He's noticed that, during the past 10 years, West End audiences have grown more American in demonstrating their appreciation. "At first the audience seemed less effusive, but as the fanbase has grown, you get the same sort of thing where people applaud at entrances, or fans waiting at the stage door. I was told when we started 'Oh, they don't go and wait'. Over the years, that's really changed." Savile described the fan response as "amazing", noting the queue stretched from the stage door down the whole length of the theatre on gala night. He also receives loads of fan art, "and I love it!"
Willemijn Verkaik, who has played Elphaba in the West End, on Broadway and in Germany and Holland, returns to the part in London from January 2017. She believes part of its appeal is "the warm, loving energy. People come out feeling stronger and proud of who they are." She praised the "amazing" Tucker, who conveyed Elphaba's "strength, fighting with everything you've got. I'm so proud of her, and proud to be going on that stage again."
Verkaik said all the Wicked girls share a bond - "we're green sisters!" - and former Glinda Savannah Stevenson agreed. "It's been so lovely to see Willemijn - in fact she's coming back to stay with me tonight! There's a really special connection when you play those roles together."

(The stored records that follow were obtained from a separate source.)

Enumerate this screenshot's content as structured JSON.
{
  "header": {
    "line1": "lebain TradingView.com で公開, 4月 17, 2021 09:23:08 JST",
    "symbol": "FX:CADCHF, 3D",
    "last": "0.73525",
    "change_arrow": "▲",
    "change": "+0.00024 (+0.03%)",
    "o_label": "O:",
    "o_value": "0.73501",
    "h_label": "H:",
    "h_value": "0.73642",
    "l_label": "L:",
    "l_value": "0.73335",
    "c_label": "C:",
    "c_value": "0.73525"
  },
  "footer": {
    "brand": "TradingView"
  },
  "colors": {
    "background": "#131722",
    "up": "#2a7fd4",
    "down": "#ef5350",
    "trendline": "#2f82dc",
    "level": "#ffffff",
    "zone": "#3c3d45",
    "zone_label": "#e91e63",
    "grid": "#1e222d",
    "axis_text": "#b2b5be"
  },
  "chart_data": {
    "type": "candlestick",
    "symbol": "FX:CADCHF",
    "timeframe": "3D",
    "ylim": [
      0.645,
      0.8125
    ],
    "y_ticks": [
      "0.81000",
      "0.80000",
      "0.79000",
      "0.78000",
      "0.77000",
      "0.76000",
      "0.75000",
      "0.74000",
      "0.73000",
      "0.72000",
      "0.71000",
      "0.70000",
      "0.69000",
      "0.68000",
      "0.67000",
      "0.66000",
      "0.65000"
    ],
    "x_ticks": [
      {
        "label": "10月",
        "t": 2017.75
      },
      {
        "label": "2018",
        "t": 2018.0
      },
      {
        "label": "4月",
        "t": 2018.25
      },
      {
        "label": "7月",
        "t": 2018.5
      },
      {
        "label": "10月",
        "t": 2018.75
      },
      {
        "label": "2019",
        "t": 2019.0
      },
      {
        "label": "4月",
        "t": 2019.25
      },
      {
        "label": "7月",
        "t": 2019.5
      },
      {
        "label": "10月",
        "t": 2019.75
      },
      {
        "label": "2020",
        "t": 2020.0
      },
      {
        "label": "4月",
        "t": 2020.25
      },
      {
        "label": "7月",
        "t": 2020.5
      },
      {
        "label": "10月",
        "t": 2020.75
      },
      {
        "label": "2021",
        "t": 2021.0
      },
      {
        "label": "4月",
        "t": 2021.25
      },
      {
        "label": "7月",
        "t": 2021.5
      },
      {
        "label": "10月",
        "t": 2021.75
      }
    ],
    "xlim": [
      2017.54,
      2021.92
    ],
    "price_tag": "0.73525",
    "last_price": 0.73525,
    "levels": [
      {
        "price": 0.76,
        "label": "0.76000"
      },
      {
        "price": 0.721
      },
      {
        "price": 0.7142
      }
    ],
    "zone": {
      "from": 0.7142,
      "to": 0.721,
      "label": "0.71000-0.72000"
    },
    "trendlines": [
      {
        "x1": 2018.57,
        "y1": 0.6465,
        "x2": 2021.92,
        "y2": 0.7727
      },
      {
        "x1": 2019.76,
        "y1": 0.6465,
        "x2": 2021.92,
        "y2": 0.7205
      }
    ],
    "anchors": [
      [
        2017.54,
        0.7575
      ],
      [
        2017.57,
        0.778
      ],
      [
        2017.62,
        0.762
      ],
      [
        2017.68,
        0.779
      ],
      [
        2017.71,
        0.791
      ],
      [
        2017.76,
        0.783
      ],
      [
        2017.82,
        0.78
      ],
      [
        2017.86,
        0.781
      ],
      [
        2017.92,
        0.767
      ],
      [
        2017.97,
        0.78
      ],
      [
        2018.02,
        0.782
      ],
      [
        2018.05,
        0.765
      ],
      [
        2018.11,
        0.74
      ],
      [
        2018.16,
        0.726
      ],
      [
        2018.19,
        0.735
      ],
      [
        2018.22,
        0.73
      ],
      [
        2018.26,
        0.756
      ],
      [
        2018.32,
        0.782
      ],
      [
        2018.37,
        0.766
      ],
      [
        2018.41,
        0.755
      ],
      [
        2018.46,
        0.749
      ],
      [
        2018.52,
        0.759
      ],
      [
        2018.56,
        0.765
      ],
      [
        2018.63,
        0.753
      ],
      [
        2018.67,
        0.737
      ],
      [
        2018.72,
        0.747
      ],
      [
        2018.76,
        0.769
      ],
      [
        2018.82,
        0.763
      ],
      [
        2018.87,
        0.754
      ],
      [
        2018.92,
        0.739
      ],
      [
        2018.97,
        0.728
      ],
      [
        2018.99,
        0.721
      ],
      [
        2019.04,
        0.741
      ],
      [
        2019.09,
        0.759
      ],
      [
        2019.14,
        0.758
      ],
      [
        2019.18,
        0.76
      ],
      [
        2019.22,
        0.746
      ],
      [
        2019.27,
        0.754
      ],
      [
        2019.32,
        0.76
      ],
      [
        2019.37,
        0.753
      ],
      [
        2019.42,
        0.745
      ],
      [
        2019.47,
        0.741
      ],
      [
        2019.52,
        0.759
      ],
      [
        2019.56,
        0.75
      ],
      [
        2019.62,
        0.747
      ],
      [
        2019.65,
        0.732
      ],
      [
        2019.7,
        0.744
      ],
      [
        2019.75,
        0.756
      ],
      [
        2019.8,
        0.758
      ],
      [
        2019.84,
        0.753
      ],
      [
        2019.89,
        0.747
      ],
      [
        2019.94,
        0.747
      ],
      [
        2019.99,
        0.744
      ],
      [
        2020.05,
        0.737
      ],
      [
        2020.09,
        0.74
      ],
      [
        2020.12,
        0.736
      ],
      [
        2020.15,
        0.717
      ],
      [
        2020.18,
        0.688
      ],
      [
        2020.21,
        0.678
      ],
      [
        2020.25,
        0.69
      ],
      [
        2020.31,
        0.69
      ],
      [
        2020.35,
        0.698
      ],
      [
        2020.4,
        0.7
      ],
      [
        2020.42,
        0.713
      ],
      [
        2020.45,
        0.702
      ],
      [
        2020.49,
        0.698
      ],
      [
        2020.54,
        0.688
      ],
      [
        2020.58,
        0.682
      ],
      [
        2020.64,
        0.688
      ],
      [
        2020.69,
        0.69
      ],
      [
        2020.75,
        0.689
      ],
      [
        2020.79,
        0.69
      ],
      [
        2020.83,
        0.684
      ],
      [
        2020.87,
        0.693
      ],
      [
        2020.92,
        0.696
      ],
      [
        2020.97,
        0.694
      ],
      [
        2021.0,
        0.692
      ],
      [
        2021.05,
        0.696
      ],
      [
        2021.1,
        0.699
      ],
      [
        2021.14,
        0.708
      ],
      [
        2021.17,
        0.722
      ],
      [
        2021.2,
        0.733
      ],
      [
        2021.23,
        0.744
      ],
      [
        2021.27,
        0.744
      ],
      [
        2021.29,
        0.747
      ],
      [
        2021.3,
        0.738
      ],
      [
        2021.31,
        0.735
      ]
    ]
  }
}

Mathers said she found that bond with Tucker "from day one", and saluted the "girl power" of a (sadly, still unusual) musical anchored by a friendship between two strong women. "Everyone can relate to it. Even though it's set in Oz, these are real-life themes. The writing is incredible, and that gives it real heart."
Some themes seem particularly pertinent in the current climate, particularly following a fractious US Presidential debate: the scapegoating of minorities, pandering to and deceiving the public, intolerance of difference, focus on appearances, and the tearing down of a strong woman. Stephen admitted "every time we have an election, the wizard changes in my mind", and agreed that the slippery figure could "definitely" be read as Trump at the moment.
Next up for Wicked is the long-anticipated movie adaptation. Schwartz said they have "a pretty good outline of what the movie is going to be and how we're going to reconceive the material for the screen. It's actually a lot of fun for us, and very exciting. The director of the film, Stephen Daldry, was here tonight, and we've been beginning work with him. So yeah, it's under way. We're a few years away obviously, but work has definitely begun."
There's no word on casting yet - "we want to get further down the line in terms of what the roles really call for. Maybe in a year or so we'll start thinking about casting". But one thing is nailed down: "There will be new songs going in for sure."
In the meantime, Wicked the stage show isn't going anywhere, believes Savile. "It's a spectacle, the story's amazing, and you really care about the characters. Shows opening now have such a hard deal. They got the timing bang on, and people come back again and again."
Photo credit: Tristram Kenton